The Mighty Logo

The Reality of Memory Loss With Dissociative Identity Disorder

“Isn’t that ‘multiple personalities?’”

“Isn’t that schizophrenia?”

“Are you dangerous?”

“So. do you hear voices and stuff?”

“I can’t even tell you have it.” Or, “I haven’t seen you switch.”

“You must never get lonely having a bunch of personalities in your head with you.”

No, dissociative identity disorder (DID) is no longer called “multiple personality disorder.” No, it isn’t the same thing as schizophrenia. Yes, there are voices, but they’re all internal and they’re all part of me. And just because you haven’t noticed us switch, it doesn’t mean we haven’t in front of you. It’s subtle and a disorder that’s designed to stay hidden, so no, you most likely won’t notice.

And the reality is that, for the most part, DID is a very lonely, debilitating disorder — for us, anyway.

Dissociative identity disorder is generally caused by ongoing, repetitive childhood trauma and as a defense mechanism, the child doesn’t properly integrate with a full sense of self. It can come with comorbid disorders including post-traumatic stress disorder (PTSD), eating disorders, chronic pain, substance abuse, somatic body experiences, bipolar disorder and so forth.

The memory loss associated with DID isn’t recognized a lot by those around us, and is something to which neurotypical people try to compare — but they can’t. It’s waking up and seeing you’ve spent $500 with no recollection of it, and nothing to show for it. It’s sitting with your childhood best friend as she talks of memories from school and memories from the previous week and no matter how hard you fight to remember them, you can’t. It’s not remembering your sister’s wedding, your previous love or what you did five minutes ago. It’s reading your journal about what you did yesterday and not being able to believe it. It’s not remembering your childhood, your adolescence and everything up until this current moment in time and living in the unknown of whether you’ll remember this tomorrow or not. It’s a fight to remain present, but no matter how hard you try, you can’t seem to keep up.

It’s not knowing which part of you will be “out” at any given time. Having different likes and dislikes when it comes to food, clothing, people, places and things. It’s having brain zaps, headaches and body pain when a different part of you fronts. It’s loving one thing one minute and hating it the next. It’s going from talking to going mute, from walking in the shopping center to fainting from an intrusive memory that a part isn’t aware of yet. It’s changing conversations rapidly with somebody and not being able to notice until later. It’s a back and forth battle of not knowing whether or not you trust an external person, because some parts of you do, and some parts of you don’t.

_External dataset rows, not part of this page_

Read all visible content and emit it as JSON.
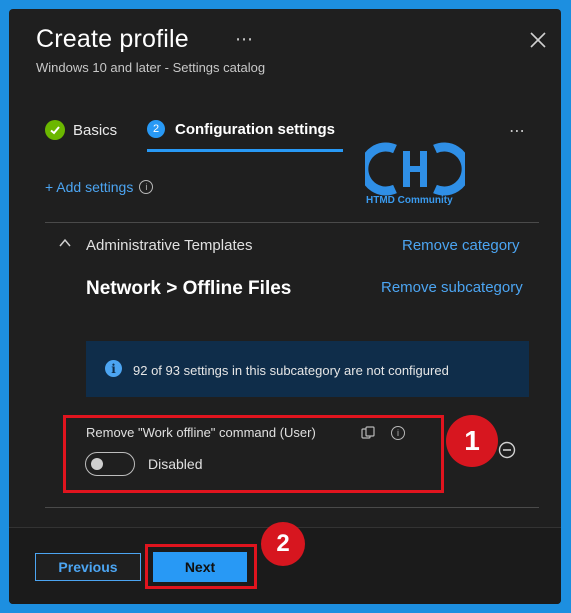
{
  "header": {
    "title": "Create profile",
    "more": "⋯",
    "subtitle": "Windows 10 and later - Settings catalog"
  },
  "tabs": [
    {
      "label": "Basics",
      "step": "✓"
    },
    {
      "label": "Configuration settings",
      "step": "2"
    }
  ],
  "tabs_more": "⋯",
  "watermark": {
    "text": "HTMD Community"
  },
  "add_settings": {
    "label": "+ Add settings",
    "info": "i"
  },
  "category": {
    "name": "Administrative Templates",
    "remove_label": "Remove category",
    "subcategory": "Network > Offline Files",
    "remove_sub_label": "Remove subcategory"
  },
  "info_banner": {
    "icon": "i",
    "text": "92 of 93 settings in this subcategory are not configured"
  },
  "setting": {
    "label": "Remove \"Work offline\" command (User)",
    "info": "i",
    "toggle_state": "Disabled"
  },
  "annotations": {
    "badge_1": "1",
    "badge_2": "2"
  },
  "footer": {
    "previous_label": "Previous",
    "next_label": "Next"
  },
  "colors": {
    "accent": "#2899f5",
    "link": "#4ca5f2",
    "highlight": "#e0141e",
    "success": "#6bb700",
    "page_bg": "#1f1f1f",
    "outer_bg": "#1d8fe0"
  }
}
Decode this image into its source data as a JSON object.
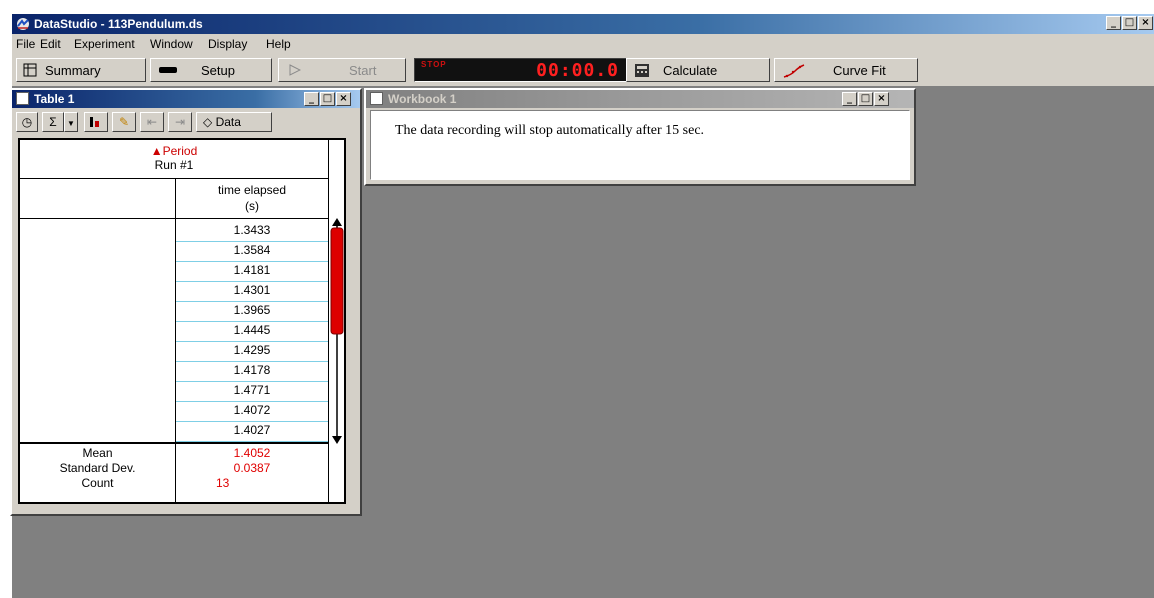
{
  "app": {
    "title": "DataStudio - 113Pendulum.ds"
  },
  "menu": [
    {
      "label": "File"
    },
    {
      "label": "Edit"
    },
    {
      "label": "Experiment"
    },
    {
      "label": "Window"
    },
    {
      "label": "Display"
    },
    {
      "label": "Help"
    }
  ],
  "toolbar": {
    "summary": "Summary",
    "setup": "Setup",
    "start": "Start",
    "stop_indicator": "STOP",
    "timer": "00:00.0",
    "calculate": "Calculate",
    "curve_fit": "Curve Fit"
  },
  "table_window": {
    "title": "Table 1",
    "data_button": "Data",
    "measurement": "Period",
    "run": "Run #1",
    "column_header_line1": "time elapsed",
    "column_header_line2": "(s)",
    "rows": [
      "1.3433",
      "1.3584",
      "1.4181",
      "1.4301",
      "1.3965",
      "1.4445",
      "1.4295",
      "1.4178",
      "1.4771",
      "1.4072",
      "1.4027"
    ],
    "stats": {
      "mean_label": "Mean",
      "mean_value": "1.4052",
      "std_label": "Standard Dev.",
      "std_value": "0.0387",
      "count_label": "Count",
      "count_value": "13"
    },
    "scrollbar_position": 0.3
  },
  "workbook_window": {
    "title": "Workbook 1",
    "message": "The data recording will stop automatically after 15 sec."
  },
  "colors": {
    "accent_red": "#cc0000",
    "stat_red": "#e00000",
    "row_border": "#7fcfe6",
    "workspace": "#808080"
  }
}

It’s not knowing where you fit into this world and always feeling disconnected and detached from yourself, the world and from those around you. It’s not knowing who you are, what your purpose is or having a sense of self. It’s sitting in your therapist’s office as he says to you, “they’re all you,” and struggling to accept it because each part is entirely different to the next; they each hold their own separate memories, their own worlds, their own friends, voices, hobbies, interests and ways they carry themselves and deal with things.

It’s denying you have DID because if you accept the diagnosis, it means accepting that the trauma you faced as a child really did happen to you and not somebody else.

But with acceptance comes gratitude and recognition, for all of us being here, for all of them protecting us our entire lives. It’s acknowledgment for each part, for all they continue to do and for all of us slowly working together, day by day, despite the stigma, despite the shame and despite the underlying truth that hides underneath the cause of our DID.

Photo by Samuel Schwendener on Unsplash

Want more of The Mighty?
You can find even more stories on our Home page. There, you’ll also find thoughts and questions by our community.
Take Me Home